(Beginning of Records supplied)
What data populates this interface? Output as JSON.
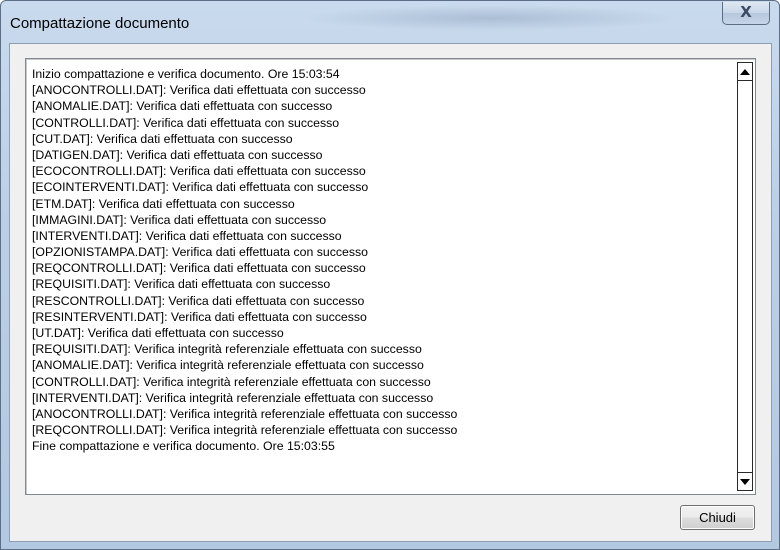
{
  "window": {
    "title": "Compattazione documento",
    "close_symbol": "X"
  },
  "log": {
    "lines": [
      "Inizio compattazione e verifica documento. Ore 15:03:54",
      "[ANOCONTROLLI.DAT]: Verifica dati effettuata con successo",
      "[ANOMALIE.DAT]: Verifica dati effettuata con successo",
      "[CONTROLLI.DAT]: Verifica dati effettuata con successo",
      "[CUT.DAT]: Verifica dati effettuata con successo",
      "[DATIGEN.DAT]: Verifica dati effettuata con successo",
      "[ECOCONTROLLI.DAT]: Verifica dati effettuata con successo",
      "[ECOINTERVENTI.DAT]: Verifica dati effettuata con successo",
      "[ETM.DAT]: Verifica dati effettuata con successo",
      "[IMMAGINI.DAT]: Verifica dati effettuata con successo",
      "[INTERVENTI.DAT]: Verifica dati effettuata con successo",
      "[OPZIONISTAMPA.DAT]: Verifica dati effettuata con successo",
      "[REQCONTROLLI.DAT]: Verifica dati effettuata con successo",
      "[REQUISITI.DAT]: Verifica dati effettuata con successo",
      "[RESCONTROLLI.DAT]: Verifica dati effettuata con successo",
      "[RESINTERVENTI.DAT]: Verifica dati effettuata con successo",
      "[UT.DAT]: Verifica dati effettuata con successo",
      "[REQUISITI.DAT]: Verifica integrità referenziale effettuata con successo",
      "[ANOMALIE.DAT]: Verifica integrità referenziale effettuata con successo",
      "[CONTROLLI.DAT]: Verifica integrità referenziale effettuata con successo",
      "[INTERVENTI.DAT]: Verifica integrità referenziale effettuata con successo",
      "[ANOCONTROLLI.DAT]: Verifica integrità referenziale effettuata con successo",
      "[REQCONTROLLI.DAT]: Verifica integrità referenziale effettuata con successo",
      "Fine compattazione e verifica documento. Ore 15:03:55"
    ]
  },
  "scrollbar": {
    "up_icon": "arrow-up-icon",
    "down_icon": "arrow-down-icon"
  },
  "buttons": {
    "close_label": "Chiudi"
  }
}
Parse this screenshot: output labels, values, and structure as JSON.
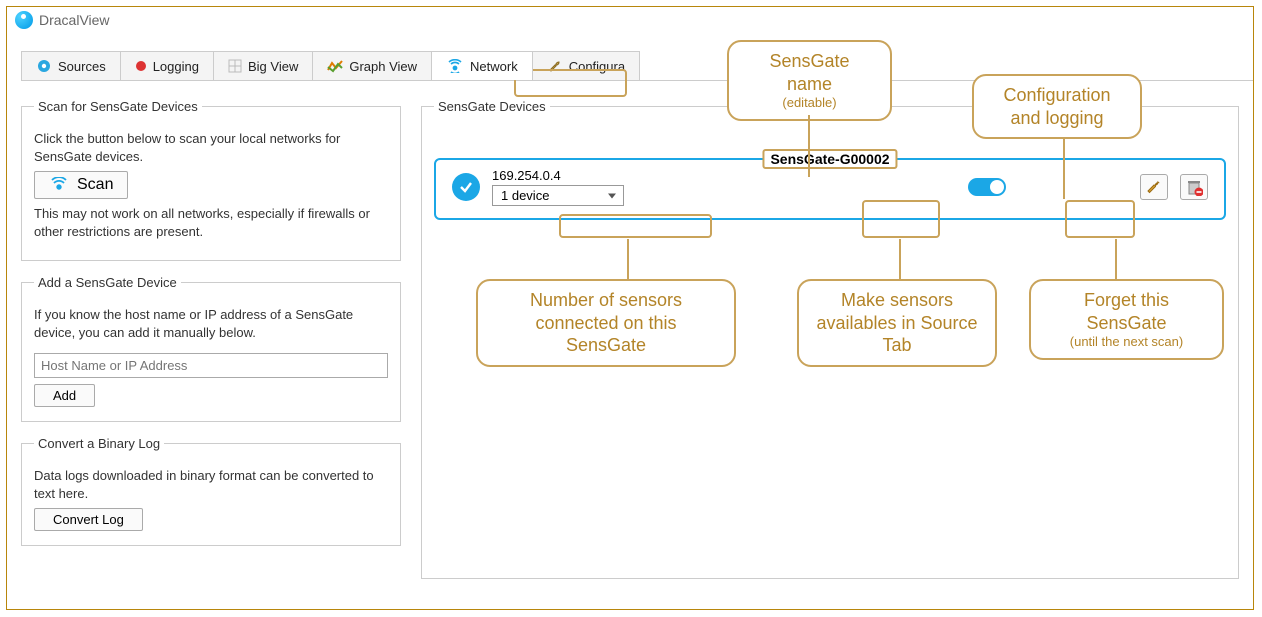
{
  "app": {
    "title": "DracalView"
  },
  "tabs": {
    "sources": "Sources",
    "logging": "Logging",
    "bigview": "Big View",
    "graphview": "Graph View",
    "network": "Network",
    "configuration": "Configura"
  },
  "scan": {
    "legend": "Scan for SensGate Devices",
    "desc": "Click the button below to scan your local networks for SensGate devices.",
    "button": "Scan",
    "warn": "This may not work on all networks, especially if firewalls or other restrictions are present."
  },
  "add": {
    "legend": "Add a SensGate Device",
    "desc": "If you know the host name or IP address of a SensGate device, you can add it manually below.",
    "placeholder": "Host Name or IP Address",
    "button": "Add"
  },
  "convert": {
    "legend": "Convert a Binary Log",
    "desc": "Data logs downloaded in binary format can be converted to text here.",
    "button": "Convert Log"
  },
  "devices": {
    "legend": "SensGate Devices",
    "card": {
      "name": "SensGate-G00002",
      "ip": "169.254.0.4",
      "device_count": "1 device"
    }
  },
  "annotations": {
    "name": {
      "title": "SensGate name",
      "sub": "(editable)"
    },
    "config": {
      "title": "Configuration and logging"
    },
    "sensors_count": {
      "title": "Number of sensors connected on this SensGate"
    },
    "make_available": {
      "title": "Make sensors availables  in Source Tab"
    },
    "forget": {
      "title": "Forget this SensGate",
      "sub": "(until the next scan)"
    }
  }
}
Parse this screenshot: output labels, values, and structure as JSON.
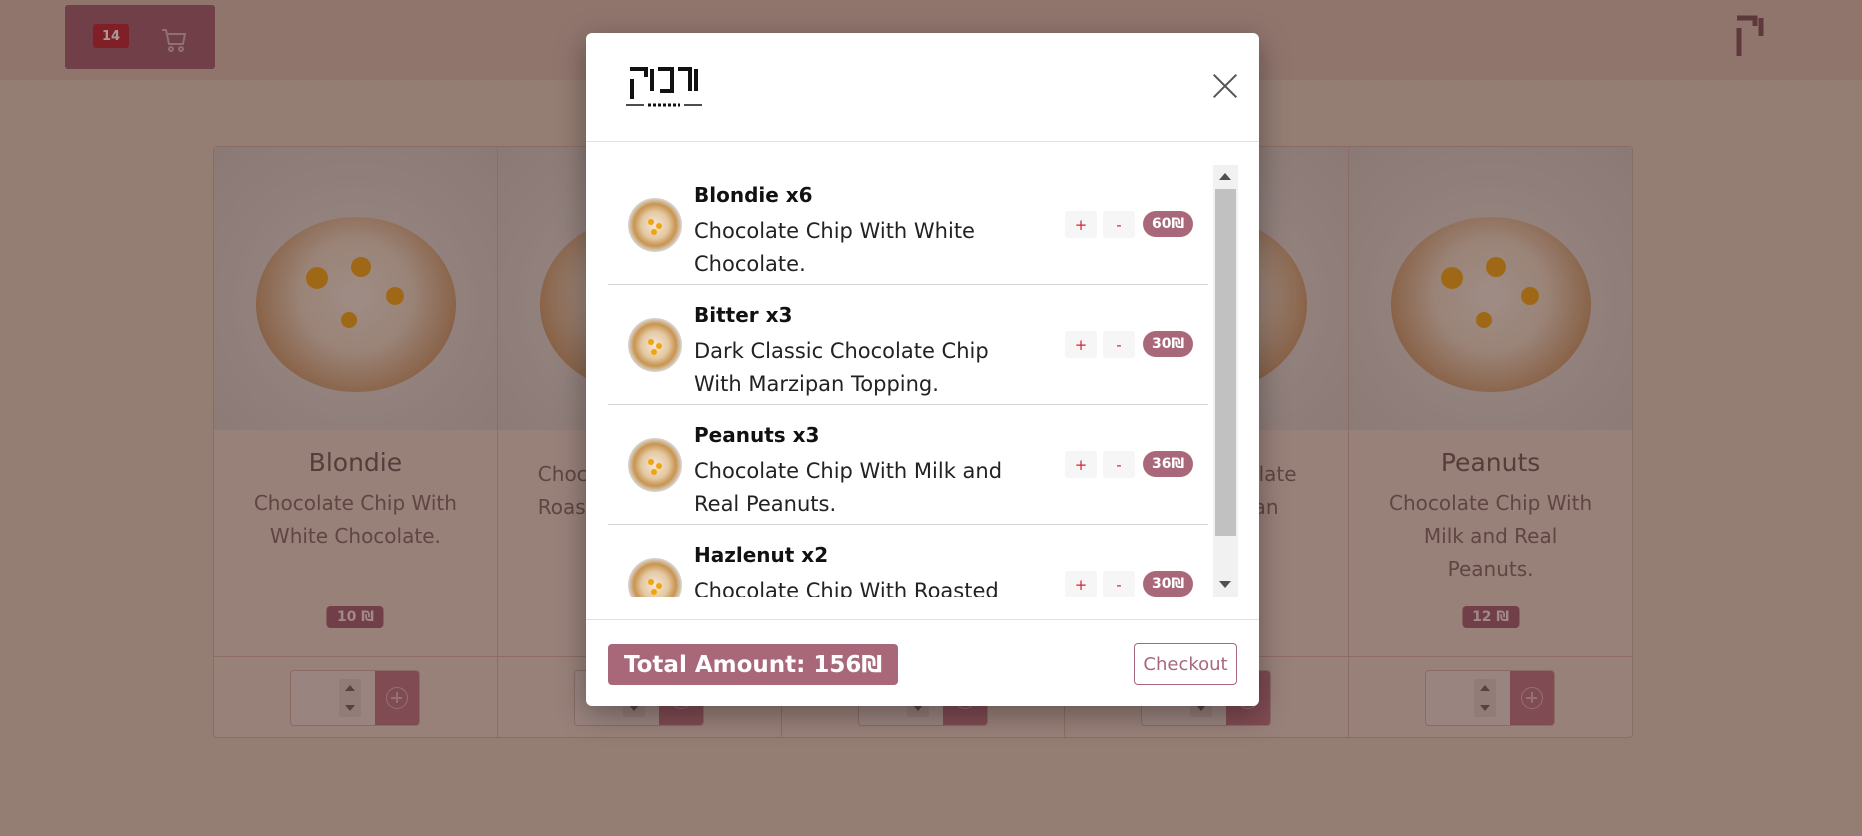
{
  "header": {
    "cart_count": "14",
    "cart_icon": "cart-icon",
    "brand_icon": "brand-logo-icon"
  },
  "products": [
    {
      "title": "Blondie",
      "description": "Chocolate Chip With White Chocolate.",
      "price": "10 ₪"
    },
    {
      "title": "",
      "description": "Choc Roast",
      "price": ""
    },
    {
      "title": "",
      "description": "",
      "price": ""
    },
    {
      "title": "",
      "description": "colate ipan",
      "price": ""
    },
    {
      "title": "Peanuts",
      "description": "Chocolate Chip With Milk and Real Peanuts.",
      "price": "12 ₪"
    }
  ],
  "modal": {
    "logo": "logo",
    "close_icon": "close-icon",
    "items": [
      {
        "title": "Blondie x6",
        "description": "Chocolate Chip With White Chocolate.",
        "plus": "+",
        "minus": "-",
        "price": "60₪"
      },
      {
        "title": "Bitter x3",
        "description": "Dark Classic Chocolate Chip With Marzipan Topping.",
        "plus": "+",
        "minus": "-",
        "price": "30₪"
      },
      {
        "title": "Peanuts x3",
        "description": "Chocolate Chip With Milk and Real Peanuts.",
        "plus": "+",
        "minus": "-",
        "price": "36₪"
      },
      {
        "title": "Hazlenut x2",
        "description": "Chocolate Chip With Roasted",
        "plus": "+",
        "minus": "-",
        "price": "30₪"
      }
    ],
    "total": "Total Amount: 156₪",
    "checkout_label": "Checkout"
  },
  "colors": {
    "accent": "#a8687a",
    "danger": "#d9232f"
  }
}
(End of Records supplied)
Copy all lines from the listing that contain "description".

      "description": "Chocolate Chip With White Chocolate.",
      "description": "Choc Roast",
      "description": "",
      "description": "colate ipan",
      "description": "Chocolate Chip With Milk and Real Peanuts.",
        "description": "Chocolate Chip With White Chocolate.",
        "description": "Dark Classic Chocolate Chip With Marzipan Topping.",
        "description": "Chocolate Chip With Milk and Real Peanuts.",
        "description": "Chocolate Chip With Roasted",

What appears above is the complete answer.